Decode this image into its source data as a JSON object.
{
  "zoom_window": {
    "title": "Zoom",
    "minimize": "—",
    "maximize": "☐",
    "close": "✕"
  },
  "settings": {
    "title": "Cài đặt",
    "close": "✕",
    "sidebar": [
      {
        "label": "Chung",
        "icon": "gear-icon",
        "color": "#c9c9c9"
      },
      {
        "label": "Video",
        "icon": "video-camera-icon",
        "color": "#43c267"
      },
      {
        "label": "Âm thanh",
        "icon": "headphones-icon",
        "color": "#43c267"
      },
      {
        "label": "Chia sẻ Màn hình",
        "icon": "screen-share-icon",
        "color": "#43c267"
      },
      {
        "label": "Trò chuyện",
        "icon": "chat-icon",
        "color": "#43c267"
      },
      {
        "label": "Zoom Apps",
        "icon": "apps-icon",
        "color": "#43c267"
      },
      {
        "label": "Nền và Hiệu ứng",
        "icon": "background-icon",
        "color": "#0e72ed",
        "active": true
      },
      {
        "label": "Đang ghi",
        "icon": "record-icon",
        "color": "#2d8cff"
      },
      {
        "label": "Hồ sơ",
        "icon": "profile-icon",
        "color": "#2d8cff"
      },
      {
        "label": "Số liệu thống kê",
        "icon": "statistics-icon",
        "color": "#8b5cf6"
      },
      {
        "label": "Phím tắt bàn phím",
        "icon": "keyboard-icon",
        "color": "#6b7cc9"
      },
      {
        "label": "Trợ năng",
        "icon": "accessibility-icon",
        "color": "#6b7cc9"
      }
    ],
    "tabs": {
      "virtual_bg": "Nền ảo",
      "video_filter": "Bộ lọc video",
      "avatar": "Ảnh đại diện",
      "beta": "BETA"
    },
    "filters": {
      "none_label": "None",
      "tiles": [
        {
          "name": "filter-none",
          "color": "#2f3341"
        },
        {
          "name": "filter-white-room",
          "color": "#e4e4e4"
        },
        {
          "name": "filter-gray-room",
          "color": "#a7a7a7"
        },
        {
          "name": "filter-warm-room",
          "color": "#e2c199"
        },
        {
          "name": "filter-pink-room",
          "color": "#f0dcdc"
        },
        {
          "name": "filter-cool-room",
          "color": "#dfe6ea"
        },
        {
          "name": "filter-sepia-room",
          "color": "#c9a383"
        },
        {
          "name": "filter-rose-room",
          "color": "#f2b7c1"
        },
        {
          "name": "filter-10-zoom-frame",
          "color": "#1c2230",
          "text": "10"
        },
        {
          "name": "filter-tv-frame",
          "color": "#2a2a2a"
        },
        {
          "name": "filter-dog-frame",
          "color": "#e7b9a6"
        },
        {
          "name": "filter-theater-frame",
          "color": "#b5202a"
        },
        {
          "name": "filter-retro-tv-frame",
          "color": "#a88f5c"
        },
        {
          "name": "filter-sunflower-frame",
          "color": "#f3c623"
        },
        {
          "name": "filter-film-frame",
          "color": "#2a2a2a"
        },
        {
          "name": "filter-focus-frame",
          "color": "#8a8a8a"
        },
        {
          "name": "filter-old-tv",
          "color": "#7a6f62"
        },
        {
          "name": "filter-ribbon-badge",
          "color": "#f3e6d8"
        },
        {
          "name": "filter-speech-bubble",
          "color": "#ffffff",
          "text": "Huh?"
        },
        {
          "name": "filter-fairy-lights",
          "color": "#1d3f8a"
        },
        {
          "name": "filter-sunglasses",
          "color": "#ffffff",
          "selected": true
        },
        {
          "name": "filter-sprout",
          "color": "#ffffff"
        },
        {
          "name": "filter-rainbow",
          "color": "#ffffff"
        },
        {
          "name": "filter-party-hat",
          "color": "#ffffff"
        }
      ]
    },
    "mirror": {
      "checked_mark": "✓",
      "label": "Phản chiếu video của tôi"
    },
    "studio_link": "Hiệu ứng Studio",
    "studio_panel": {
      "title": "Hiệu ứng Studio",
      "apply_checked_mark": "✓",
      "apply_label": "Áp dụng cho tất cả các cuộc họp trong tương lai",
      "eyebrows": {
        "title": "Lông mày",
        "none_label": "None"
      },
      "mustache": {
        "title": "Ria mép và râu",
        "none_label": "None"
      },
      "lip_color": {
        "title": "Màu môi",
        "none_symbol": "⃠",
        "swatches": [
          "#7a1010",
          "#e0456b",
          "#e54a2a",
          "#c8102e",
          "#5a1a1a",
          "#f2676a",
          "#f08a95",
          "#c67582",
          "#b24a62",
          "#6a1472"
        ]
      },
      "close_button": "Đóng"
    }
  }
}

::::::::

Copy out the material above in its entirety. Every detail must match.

Decode this image into its source data as a JSON object.
{
  "zoom_window": {
    "title": "Zoom",
    "minimize": "—",
    "maximize": "☐",
    "close": "✕"
  },
  "settings": {
    "title": "Cài đặt",
    "close": "✕",
    "sidebar": [
      {
        "label": "Chung",
        "icon": "gear-icon",
        "color": "#c9c9c9"
      },
      {
        "label": "Video",
        "icon": "video-camera-icon",
        "color": "#43c267"
      },
      {
        "label": "Âm thanh",
        "icon": "headphones-icon",
        "color": "#43c267"
      },
      {
        "label": "Chia sẻ Màn hình",
        "icon": "screen-share-icon",
        "color": "#43c267"
      },
      {
        "label": "Trò chuyện",
        "icon": "chat-icon",
        "color": "#43c267"
      },
      {
        "label": "Zoom Apps",
        "icon": "apps-icon",
        "color": "#43c267"
      },
      {
        "label": "Nền và Hiệu ứng",
        "icon": "background-icon",
        "color": "#0e72ed",
        "active": true
      },
      {
        "label": "Đang ghi",
        "icon": "record-icon",
        "color": "#2d8cff"
      },
      {
        "label": "Hồ sơ",
        "icon": "profile-icon",
        "color": "#2d8cff"
      },
      {
        "label": "Số liệu thống kê",
        "icon": "statistics-icon",
        "color": "#8b5cf6"
      },
      {
        "label": "Phím tắt bàn phím",
        "icon": "keyboard-icon",
        "color": "#6b7cc9"
      },
      {
        "label": "Trợ năng",
        "icon": "accessibility-icon",
        "color": "#6b7cc9"
      }
    ],
    "tabs": {
      "virtual_bg": "Nền ảo",
      "video_filter": "Bộ lọc video",
      "avatar": "Ảnh đại diện",
      "beta": "BETA"
    },
    "filters": {
      "none_label": "None",
      "tiles": [
        {
          "name": "filter-none",
          "color": "#2f3341"
        },
        {
          "name": "filter-white-room",
          "color": "#e4e4e4"
        },
        {
          "name": "filter-gray-room",
          "color": "#a7a7a7"
        },
        {
          "name": "filter-warm-room",
          "color": "#e2c199"
        },
        {
          "name": "filter-pink-room",
          "color": "#f0dcdc"
        },
        {
          "name": "filter-cool-room",
          "color": "#dfe6ea"
        },
        {
          "name": "filter-sepia-room",
          "color": "#c9a383"
        },
        {
          "name": "filter-rose-room",
          "color": "#f2b7c1"
        },
        {
          "name": "filter-10-zoom-frame",
          "color": "#1c2230",
          "text": "10"
        },
        {
          "name": "filter-tv-frame",
          "color": "#2a2a2a"
        },
        {
          "name": "filter-dog-frame",
          "color": "#e7b9a6"
        },
        {
          "name": "filter-theater-frame",
          "color": "#b5202a"
        },
        {
          "name": "filter-retro-tv-frame",
          "color": "#a88f5c"
        },
        {
          "name": "filter-sunflower-frame",
          "color": "#f3c623"
        },
        {
          "name": "filter-film-frame",
          "color": "#2a2a2a"
        },
        {
          "name": "filter-focus-frame",
          "color": "#8a8a8a"
        },
        {
          "name": "filter-old-tv",
          "color": "#7a6f62"
        },
        {
          "name": "filter-ribbon-badge",
          "color": "#f3e6d8"
        },
        {
          "name": "filter-speech-bubble",
          "color": "#ffffff",
          "text": "Huh?"
        },
        {
          "name": "filter-fairy-lights",
          "color": "#1d3f8a"
        },
        {
          "name": "filter-sunglasses",
          "color": "#ffffff",
          "selected": true
        },
        {
          "name": "filter-sprout",
          "color": "#ffffff"
        },
        {
          "name": "filter-rainbow",
          "color": "#ffffff"
        },
        {
          "name": "filter-party-hat",
          "color": "#ffffff"
        }
      ]
    },
    "mirror": {
      "checked_mark": "✓",
      "label": "Phản chiếu video của tôi"
    },
    "studio_link": "Hiệu ứng Studio",
    "studio_panel": {
      "title": "Hiệu ứng Studio",
      "apply_checked_mark": "✓",
      "apply_label": "Áp dụng cho tất cả các cuộc họp trong tương lai",
      "eyebrows": {
        "title": "Lông mày",
        "none_label": "None"
      },
      "mustache": {
        "title": "Ria mép và râu",
        "none_label": "None"
      },
      "lip_color": {
        "title": "Màu môi",
        "none_symbol": "⃠",
        "swatches": [
          "#7a1010",
          "#e0456b",
          "#e54a2a",
          "#c8102e",
          "#5a1a1a",
          "#f2676a",
          "#f08a95",
          "#c67582",
          "#b24a62",
          "#6a1472"
        ]
      },
      "close_button": "Đóng"
    }
  }
}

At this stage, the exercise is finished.